Walter Rauschenbusch was born on Oct. 4, 1861, in Rochester, N.Y., the son of a German missionary, and reared in a pietistic environment. Years of study in his youth in Germany provided him with scholarly intellectual equipment and introduced him to the then revolutionary ideas shattering traditional dogmas. On graduation from the Rochester Theological Seminary in 1886, he was ordained to the Baptist ministry.
Rauschenbusch's first pastorate was on the edge of New York City's infamous Hell's Kitchen area, and daily observance of the terrible poverty of his block led him to question both laissez-faire capitalism and the relevance of the old pietistic evangelism with its simple gospel. As he observed during the depression of 1893, "One could hear human virtue cracking and crumbling all around." In these New York years he edited a short-lived labor paper; founded the Brotherhood of the Kingdom, a band of prophetic ministers; and formulated a theology of Christian socialism.
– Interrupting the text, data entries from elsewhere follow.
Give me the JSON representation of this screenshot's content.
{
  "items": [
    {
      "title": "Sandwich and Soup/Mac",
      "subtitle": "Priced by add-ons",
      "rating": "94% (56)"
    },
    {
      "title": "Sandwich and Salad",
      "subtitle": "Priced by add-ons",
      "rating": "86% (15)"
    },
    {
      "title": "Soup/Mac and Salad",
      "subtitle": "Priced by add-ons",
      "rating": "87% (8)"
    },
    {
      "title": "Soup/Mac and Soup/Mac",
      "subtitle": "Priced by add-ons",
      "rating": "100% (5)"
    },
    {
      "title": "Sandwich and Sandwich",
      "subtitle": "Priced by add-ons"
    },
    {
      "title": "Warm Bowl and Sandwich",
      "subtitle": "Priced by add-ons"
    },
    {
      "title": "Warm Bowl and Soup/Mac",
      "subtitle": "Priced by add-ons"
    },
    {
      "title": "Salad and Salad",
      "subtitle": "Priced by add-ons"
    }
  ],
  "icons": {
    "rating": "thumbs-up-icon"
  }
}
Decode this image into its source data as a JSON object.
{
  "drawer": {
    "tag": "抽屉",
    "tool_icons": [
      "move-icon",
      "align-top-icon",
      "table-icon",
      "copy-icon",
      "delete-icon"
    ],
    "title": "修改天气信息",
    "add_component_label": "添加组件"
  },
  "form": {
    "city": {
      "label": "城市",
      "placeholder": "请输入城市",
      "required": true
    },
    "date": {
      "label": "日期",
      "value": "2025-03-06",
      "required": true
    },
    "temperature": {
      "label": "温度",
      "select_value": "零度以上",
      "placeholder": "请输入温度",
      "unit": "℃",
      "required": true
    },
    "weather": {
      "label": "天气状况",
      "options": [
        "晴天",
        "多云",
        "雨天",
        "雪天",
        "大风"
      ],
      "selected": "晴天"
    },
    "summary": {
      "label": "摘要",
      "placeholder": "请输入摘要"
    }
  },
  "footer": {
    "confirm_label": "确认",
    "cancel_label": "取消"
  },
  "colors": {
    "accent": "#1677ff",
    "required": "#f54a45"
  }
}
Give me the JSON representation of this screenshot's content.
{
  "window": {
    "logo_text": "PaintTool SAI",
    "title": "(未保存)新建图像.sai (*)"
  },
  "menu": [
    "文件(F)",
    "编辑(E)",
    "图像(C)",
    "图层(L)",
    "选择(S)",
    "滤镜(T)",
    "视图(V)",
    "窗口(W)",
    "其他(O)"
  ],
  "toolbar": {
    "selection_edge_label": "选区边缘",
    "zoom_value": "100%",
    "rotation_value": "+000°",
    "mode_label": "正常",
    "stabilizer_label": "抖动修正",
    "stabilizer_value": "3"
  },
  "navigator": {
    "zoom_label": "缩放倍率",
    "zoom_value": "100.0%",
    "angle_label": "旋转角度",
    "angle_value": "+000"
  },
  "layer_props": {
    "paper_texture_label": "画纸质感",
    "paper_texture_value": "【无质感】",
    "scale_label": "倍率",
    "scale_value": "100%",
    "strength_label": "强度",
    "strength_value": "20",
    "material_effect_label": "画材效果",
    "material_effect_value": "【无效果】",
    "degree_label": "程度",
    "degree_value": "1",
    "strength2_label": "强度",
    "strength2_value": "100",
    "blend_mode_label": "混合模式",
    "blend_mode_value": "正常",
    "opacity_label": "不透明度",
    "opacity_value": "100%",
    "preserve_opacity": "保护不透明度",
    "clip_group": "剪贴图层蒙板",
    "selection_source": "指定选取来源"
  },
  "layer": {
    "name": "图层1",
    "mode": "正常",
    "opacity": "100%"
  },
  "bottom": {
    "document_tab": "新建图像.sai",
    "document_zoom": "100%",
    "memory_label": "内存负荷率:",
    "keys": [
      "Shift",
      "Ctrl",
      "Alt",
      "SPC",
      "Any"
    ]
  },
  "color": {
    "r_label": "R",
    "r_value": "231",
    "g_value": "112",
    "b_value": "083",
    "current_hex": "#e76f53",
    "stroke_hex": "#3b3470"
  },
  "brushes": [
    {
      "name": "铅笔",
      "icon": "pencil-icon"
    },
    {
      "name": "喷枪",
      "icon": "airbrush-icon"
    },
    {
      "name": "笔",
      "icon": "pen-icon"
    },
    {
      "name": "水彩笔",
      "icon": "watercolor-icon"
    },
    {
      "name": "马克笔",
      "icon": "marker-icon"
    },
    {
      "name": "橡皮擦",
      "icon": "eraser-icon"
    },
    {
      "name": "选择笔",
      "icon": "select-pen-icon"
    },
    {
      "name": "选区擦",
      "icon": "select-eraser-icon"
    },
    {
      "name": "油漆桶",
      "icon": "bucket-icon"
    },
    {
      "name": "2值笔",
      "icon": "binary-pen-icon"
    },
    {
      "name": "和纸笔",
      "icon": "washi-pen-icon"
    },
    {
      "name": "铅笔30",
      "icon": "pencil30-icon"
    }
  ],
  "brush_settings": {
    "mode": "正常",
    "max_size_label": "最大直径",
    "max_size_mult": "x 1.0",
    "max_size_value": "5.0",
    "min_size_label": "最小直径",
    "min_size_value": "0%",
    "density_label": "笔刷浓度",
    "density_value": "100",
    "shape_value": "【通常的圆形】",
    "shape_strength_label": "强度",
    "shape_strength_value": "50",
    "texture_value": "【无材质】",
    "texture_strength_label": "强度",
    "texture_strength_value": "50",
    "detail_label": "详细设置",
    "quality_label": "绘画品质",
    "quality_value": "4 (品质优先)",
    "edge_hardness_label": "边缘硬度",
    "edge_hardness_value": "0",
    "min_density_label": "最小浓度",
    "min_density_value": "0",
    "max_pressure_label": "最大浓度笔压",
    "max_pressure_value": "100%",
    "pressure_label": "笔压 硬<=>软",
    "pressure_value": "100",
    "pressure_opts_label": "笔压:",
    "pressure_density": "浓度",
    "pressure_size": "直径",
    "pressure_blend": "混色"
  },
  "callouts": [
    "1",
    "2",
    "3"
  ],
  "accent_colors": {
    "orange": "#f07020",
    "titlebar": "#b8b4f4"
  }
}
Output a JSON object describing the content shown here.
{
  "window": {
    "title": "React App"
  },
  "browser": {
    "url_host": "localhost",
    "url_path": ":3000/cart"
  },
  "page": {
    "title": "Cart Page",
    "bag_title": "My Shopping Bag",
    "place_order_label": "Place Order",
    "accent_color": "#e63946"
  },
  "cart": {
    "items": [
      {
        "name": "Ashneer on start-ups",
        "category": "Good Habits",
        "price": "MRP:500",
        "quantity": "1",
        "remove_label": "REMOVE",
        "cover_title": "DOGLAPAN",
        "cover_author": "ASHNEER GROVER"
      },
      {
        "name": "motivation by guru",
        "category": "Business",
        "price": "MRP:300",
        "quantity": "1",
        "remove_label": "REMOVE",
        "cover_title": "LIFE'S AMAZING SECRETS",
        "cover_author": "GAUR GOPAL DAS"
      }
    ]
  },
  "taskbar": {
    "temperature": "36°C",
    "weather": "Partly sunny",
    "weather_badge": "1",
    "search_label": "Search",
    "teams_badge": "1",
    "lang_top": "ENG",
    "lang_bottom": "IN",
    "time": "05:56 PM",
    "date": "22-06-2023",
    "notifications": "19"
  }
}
In 1897 he left parish work for a professorship at Rochester Seminary, partly because deafness was reducing his ministerial effectiveness.
A series of books now came from Rauschenbusch's pen, most notably Christianity and the Social Crisis, Christianizing the Social Order, A Theology for the Social Gospel, and Prayers of the Social Awakening. These volumes, widely translated, reached hundreds of thousands. Penetrating in his critique of society, solidly grounded in theology, he towered above all the other prophets of the Social Gospel in the Progressive era.
Rauschenbusch believed that men rarely sinned against God alone and that the Church must place under judgment institutional evils as well as individual immorality. He held that men are damned by inhuman social conditions and that the Church must end exploitation, poverty, greed, racial pride, and war. The Church must not betray, as it had done since Constantine, its true mission of redeeming nations as well as men. But he was no utopian. He recognized the demonic in man, understood the power of entrenched interest groups, and predicted no easy or early establishment of God's reign of love. Therefore his theology, unlike that of so many bland modernists of the Progressive era, continues to speak for contemporary tragic conditions. Rauschenbusch died on July 25, 1918, deeply saddened by World War I, by the failure of pacifism to check the holocaust, and by the hatred poured out on all things German.
Dores Robinson Sharpe, Walter Rauschenbusch (1942), is a satisfactory but not definitive biography. Vernon Parker Bodein, The Social Gospel of Walter Rauschenbusch and Its Relation to Religious Education (1944), covers its limited subject well. Three fine studies of the Social Gospel are Charles H. Hopkins, The Rise of the Social Gospel in American Protestantism, 1865-1915 (1940); Henry F. May, Protestant Churches and Industrial America (1949); and Robert T. Handy, ed., The Social Gospel in America, 1870-1920 (1966).